There are so many ways that a Netflix show crossover could’ve been dumb (see: this recent, unfortunate “Orange Is the New Black Mirror” attempt), but Unbreakable Kimmy Schmidt earned this one.
When Kimmy’s true-believer bunkermate Gretchen (Lauren Adams) gets arrested in “Kimmy Steps on a Crack!” (episode five) after failing to start her own cult (it turns out that teenage boys don’t make great kidnapping victims), she vows to try again, but with an all-female cult instead. The next time we see her, she’s getting off the bus at Litchfield and preaching her demented gospel to Black Cindy. Really, the only thing that could make this moment better is if we ultimately get a glimpse of Gretchen recruiting followers in the background of Orange Is the New Black’s upcoming fifth season. (Please make this happen, Netflix. Do it for the Golden Age of Television!)
3) Peter Riegert as Artie “Gentrification” Goodman
Riegert didn’t have to be as wacky or over the top as some of Kimmy’s other guests to make his character Artie stand out as the best new recurring character of Unbreakable Kimmy Schmidt season three. As Lillian’s city council rival who wants to expand his fancier grocery stores into East Dogmouth, Riegert’s casual performance is a perfect match for Carol Kane’s wide-eyed weirdness — especially once the two stop tearing each other apart and become a couple instead. When he tells Lillian at the end of the season that he has a heart condition that will probably kill him sooner rather than later, I was ... well, not just as sad as Lillian, but pretty damn close.
2) Maya Rudolph as Grammy Award winner Dionne Warwick
As far as comedic lunacy goes, though, very few people can best Maya Rudolph.
In “Kimmy Does a Puzzle!” (episode eight), when Titus finally tells Kimmy and Lillian what happened on the cruise he performed on between seasons two and three, Rudolph shows up as Dionne Warwick, the cruise star Titus revered, poisoned, and hallucinated that he ate during their adventure at sea. (It’s, uh, complicated.)
Anyway: There’s very little on this earth that makes me happier than a comedian spitting jokes through a honed voice, and Rudolph does it like it’s second nature. I had to rewind through my laughter after she told a delusional Titus that he “better have a birthmark or a library card, honey, ‘cause when we die on this thing the news is gonna say, ‘Grammy Award winner Dionne Warwick and Unknown Sneaky Fool found dead.’”
1) Beyoncé as a Titus Andromedon scorned

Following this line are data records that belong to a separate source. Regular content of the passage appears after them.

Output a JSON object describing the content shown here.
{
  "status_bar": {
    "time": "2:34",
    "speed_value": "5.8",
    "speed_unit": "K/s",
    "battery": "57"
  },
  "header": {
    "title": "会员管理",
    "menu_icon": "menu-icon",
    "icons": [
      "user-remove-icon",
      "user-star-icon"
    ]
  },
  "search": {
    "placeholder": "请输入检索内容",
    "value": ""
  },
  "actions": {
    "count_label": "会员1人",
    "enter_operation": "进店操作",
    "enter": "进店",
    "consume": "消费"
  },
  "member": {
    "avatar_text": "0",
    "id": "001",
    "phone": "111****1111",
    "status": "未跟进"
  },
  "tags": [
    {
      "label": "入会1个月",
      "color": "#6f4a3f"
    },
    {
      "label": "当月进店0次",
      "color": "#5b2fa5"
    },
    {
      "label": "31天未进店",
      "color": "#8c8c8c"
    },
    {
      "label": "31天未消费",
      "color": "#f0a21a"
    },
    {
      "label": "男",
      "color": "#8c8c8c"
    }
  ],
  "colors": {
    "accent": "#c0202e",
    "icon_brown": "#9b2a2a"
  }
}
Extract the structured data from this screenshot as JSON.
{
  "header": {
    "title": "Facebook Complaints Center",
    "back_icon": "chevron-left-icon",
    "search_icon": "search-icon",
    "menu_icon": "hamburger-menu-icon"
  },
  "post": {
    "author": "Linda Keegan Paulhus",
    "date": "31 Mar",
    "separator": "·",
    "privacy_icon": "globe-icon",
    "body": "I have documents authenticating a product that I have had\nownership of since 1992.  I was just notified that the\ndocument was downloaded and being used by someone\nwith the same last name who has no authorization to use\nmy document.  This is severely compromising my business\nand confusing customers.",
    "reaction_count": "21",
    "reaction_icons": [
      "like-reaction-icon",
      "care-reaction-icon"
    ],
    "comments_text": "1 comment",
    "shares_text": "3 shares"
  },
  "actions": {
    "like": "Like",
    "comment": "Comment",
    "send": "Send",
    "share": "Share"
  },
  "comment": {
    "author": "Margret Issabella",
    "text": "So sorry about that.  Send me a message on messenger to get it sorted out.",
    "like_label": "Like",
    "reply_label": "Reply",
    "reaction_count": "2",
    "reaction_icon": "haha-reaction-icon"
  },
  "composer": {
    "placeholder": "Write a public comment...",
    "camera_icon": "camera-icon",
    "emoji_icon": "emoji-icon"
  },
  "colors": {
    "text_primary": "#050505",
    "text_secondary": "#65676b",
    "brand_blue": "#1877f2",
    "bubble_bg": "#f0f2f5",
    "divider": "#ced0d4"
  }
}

Okay, Beyoncé didn’t literally show up in “Kimmy’s Roommate Lemonades!” (episode two), which has Titus performing a trio of Lemonade parodies written by Fey and arranged by composer Jeff Richmond. But this way of letting Titus mourn his dissolved relationship with sweet construction worker Mikey is such a season highlight that I’m more than willing to bend the rules to praise it. (For more on how the songs came together, check out Vanity Fair’s in-depth breakdown.)
The first song is “Denial,” which mimics the bat-swinging fury of Beyoncé’s “Hold Up” so that Titus can work through the fact that Mikey might have feelings for someone else. “Whatevers” then takes on the defiance of Beyoncé’s “Sorry,” complete with a twerking Kane and the following perfect imagining of Warsan Shire’s poetry as interpreted by Titus:
What will you say at my funeral now that you’ve killed me? Here lies Titus, stepmother to my lizards, both living and dead? His heaven will be a grand piano full of baked potatoes.
Finally, Titus realizes that he might have to just let go. As Mikey’s first boyfriend ever, Titus knows he could probably keep Mikey for life if he wanted — but also, that it might be selfish of him, given that Mikey still has so much to learn about himself and his sexuality.
Which brings us to the final (untitled) song, a take on Beyoncé’s “All Night” that Burgess absolutely crushes. “All Night” is the final ballad on Lemonade, in which Beyoncé sings about letting go of the past and looking to the future. And seeing Titus make it his own is, quite simply, one of Unbreakable Kimmy Schmidt’s most emotionally resonant moments to date.
Season three of Unbreakable Kimmy Schmidt is now streaming on Netflix.